[Data entries]
--- START ---
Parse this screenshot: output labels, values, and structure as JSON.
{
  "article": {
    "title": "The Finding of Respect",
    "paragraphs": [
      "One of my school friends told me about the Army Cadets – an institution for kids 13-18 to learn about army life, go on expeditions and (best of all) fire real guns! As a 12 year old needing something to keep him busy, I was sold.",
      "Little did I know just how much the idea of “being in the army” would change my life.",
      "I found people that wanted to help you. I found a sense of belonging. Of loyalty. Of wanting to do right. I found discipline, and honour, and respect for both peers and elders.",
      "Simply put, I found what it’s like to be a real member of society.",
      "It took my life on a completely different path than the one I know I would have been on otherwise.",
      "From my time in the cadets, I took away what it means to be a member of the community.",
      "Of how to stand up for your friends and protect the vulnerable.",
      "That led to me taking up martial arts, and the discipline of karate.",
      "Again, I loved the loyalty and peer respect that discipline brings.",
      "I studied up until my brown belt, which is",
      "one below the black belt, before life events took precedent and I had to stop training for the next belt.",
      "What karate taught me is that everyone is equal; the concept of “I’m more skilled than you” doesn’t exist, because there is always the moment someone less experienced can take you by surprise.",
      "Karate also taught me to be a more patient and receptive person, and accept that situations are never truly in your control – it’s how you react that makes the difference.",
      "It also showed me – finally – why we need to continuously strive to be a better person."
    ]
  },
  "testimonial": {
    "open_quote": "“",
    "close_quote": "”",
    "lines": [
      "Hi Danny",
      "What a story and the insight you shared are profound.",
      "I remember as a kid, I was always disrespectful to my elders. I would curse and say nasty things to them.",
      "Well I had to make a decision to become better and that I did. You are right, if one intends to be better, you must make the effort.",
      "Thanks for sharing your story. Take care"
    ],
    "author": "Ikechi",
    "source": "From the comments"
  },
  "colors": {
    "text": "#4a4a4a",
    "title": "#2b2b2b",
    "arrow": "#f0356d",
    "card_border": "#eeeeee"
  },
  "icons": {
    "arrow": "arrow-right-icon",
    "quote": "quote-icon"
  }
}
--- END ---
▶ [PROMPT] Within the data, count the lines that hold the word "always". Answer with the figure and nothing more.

▶ [PROBLEM SOLUTION] 2